So many years after its construction as a flagship project of the Kwame Nkrumah administration, the road definitely demands an overhaul of sorts. Plans are on to expand it and so the excuse could be that with such a project in the works, an overhaul of the road, as suggested, could pass for an avoidable expenditure.
The foregone, nonetheless, we think that the potholes riddling our star link road could be sealed even as we await the total overhaul, semblance of which we have started witnessing anyway.
The motorway blemishes are not isolated cases, many roads whose construction cost the taxpayer so much having started developing potholes.

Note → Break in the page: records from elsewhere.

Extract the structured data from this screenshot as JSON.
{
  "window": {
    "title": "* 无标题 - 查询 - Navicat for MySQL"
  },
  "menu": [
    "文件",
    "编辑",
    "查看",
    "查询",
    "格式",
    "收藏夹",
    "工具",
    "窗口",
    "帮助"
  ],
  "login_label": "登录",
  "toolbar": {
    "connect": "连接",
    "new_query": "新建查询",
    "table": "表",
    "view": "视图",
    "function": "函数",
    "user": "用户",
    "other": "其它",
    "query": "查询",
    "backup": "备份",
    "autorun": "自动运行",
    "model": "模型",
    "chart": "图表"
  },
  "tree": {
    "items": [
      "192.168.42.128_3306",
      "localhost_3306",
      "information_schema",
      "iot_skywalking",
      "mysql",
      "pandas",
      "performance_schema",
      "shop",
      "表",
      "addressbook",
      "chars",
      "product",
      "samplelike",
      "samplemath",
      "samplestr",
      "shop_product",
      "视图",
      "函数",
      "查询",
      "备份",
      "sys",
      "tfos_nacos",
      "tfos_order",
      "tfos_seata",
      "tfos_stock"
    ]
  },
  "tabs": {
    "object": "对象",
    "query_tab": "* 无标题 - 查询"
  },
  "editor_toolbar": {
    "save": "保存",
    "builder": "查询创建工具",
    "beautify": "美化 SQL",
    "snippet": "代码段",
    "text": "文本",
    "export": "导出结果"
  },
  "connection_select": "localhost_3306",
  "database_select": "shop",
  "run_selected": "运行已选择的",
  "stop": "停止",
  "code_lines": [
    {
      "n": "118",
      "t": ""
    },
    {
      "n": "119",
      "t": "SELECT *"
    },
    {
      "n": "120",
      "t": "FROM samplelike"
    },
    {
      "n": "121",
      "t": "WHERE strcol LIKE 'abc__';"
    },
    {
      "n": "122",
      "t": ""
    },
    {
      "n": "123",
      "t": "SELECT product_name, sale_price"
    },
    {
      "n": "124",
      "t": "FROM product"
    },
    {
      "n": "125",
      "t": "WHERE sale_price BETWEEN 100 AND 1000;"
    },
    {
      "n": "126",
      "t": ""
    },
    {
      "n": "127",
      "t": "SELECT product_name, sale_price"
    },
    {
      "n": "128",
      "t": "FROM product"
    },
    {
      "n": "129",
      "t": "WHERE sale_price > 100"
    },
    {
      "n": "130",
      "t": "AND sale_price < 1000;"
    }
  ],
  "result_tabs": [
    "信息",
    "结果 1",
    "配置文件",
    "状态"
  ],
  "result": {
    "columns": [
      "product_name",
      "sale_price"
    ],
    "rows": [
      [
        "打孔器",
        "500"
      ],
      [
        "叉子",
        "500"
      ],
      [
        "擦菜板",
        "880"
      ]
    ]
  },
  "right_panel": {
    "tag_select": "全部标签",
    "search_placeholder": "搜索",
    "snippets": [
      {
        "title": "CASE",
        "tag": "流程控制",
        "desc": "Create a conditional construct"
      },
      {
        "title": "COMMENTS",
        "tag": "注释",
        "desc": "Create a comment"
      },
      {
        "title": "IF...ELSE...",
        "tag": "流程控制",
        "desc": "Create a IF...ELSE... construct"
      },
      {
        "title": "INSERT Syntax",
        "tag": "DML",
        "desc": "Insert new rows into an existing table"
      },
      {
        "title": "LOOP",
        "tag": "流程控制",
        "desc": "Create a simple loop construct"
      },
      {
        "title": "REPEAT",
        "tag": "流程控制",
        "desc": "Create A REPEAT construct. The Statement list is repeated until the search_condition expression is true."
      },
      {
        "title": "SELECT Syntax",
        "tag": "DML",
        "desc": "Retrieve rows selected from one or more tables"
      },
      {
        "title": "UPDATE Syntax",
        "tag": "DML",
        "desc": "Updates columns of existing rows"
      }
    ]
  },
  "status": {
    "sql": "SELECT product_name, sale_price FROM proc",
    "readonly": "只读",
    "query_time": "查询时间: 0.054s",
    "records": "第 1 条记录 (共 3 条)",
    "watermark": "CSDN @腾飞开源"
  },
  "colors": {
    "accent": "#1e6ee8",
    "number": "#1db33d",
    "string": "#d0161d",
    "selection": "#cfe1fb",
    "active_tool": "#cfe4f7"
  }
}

Stitching them now would save nine.
Unfortunately, the agencies under whose jurisdiction such assignments fall are waiting to be woken from their slumber before picking their tools and attending to the potholes.
A situation where a driver especially, at night, attempts avoiding a gaping pothole and in the event colliding with an oncoming vehicle is not a welcome development. It is an avoidable occurrence because, if some officials had not been sleeping on their jobs, such incidents would not have taken place.
In the urban settings such as in Accra, some traffic lights go off for several days before they are discovered and restored. In the course of the anomaly, motorists are expected to manouvre on their own. Some might not to be lucky and end up being hit from the rear or even at the fore.
In all the foregone, we ask that the Department of Urban Roads, and the Ghana Police Service’s Motor Transport and Traffic Department (MTTD), to monitor the challenges relevant to them and act accordingly.
In the case of the Department Of Urban Roads, constant monitoring of the roads would alert them about developing potholes especially, soon after the raining season. On the part of the police monitoring to determine where there are malfunctioning traffic lights and dispatching cops to direct traffic until normalcy is restored, would prevent accidents and inconveniences. Countries grow faster when we all play our parts well and sincerely.